    "The smoke from cigarettes and other tobacco products contains at least 4,000 chemicals, including formaldehyde, ammonia, carbon monoxide, nicotine, arsenic and hydrogen cyanide. At least 69 of the chemicals are carcinogens. These carcinogens have the ability to transform the epithelial cells found in the lungs and other organs into carcinomas or tumors.

    There is a correlation between smoking and elevated CEA levels. Smoking reduces the ability of the immune system to produce the antibodies needed to fight off antigens in the body. The normal median range of CEA in nonsmoking adults is approximately 2.5 nanograms per millileter in women and 3.4 nanograms per millileter in men. CEA levels double in smokers, increasing to a median of 4.9 nanograms per millileter in women, and 6.2 nanograms per millileter in men. Serum CEA levels rise with each"

    Read more: The Effect of Smoking on CEA Levels | eHow.com http://www.ehow.com/about_6799957_effect-smoking-cea-levels.html#ixzz1EE5cnNcX

    It would seem thaqt since the gum does not contain the above mentioned chemicals that it would not have the same effect of elevating CEA. But, that is only if those chemicals are the cause of the elevation. I couldn't find anything that stated that JUST nicotine itself was responsible for the elevation. Further when studies were done of hookah smokers who smoked only tobacco with not additives their CEA levels were not different from non-smokers:

    "The overall CEA levels in exclusive hookah smokers (mean: 3.58 ± 2.61 ng/ml; n = 59) were not significantly different (p ≤ 0.0937) from the levels in non-smokers (2.35 ± 0.71 ng/ml)."

    AND Congratulations for quitting smoking!

    But the tobacco used in hookah pipes may not (probably doesn't)
    contain all the added chemicals used by US cigarette companies......Just a thought----either way, smoke pot instead, if you need to smoke
  • pepebcn
    pepebcn Member Posts: 6,331
    coloCan said:

    But the tobacco used in hookah pipes may not (probably doesn't)
    contain all the added chemicals used by US cigarette companies......Just a thought----either way, smoke pot instead, if you need to smoke

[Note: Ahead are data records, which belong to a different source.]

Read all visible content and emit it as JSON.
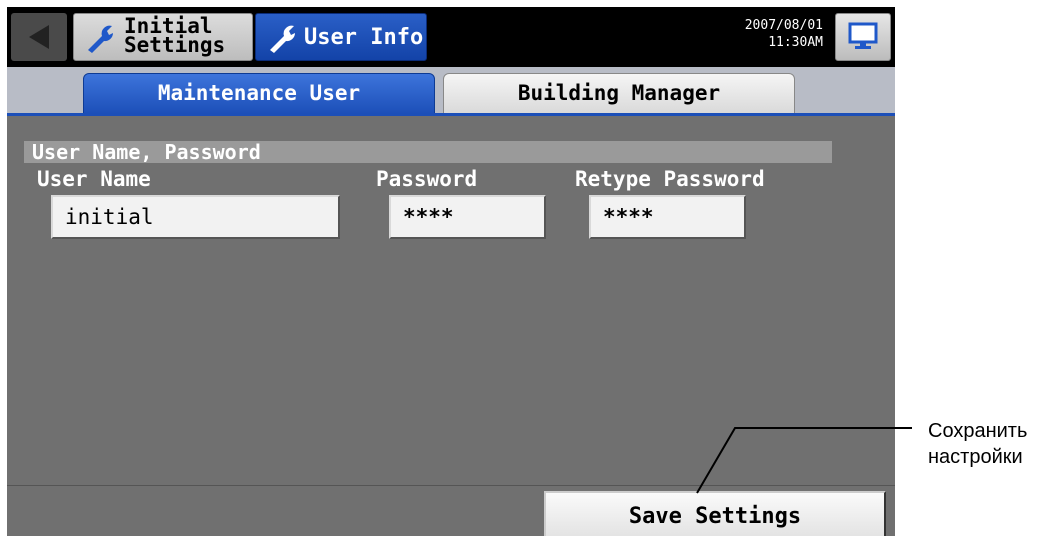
{
  "header": {
    "initial_settings_label": "Initial\nSettings",
    "user_info_label": "User Info",
    "date": "2007/08/01",
    "time": "11:30AM"
  },
  "tabs": [
    {
      "label": "Maintenance User",
      "active": true
    },
    {
      "label": "Building Manager",
      "active": false
    }
  ],
  "section": {
    "title": "User Name, Password",
    "fields": [
      {
        "label": "User Name",
        "value": "initial"
      },
      {
        "label": "Password",
        "value": "****"
      },
      {
        "label": "Retype Password",
        "value": "****"
      }
    ]
  },
  "footer": {
    "save_label": "Save Settings"
  },
  "annotation": {
    "line1": "Сохранить",
    "line2": "настройки"
  },
  "colors": {
    "accent": "#1c4fb8",
    "panel": "#707070"
  }
}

    I can't Steve ! hahahaha!
    Never cut ! got seak and out of me! LOL.
  • pepebcn
    pepebcn Member Posts: 6,331
    pepebcn said:

    I can't Steve ! hahahaha!
    Never cut ! got seak and out of me! LOL.

    By the way what's a hookah ?
    Hugs!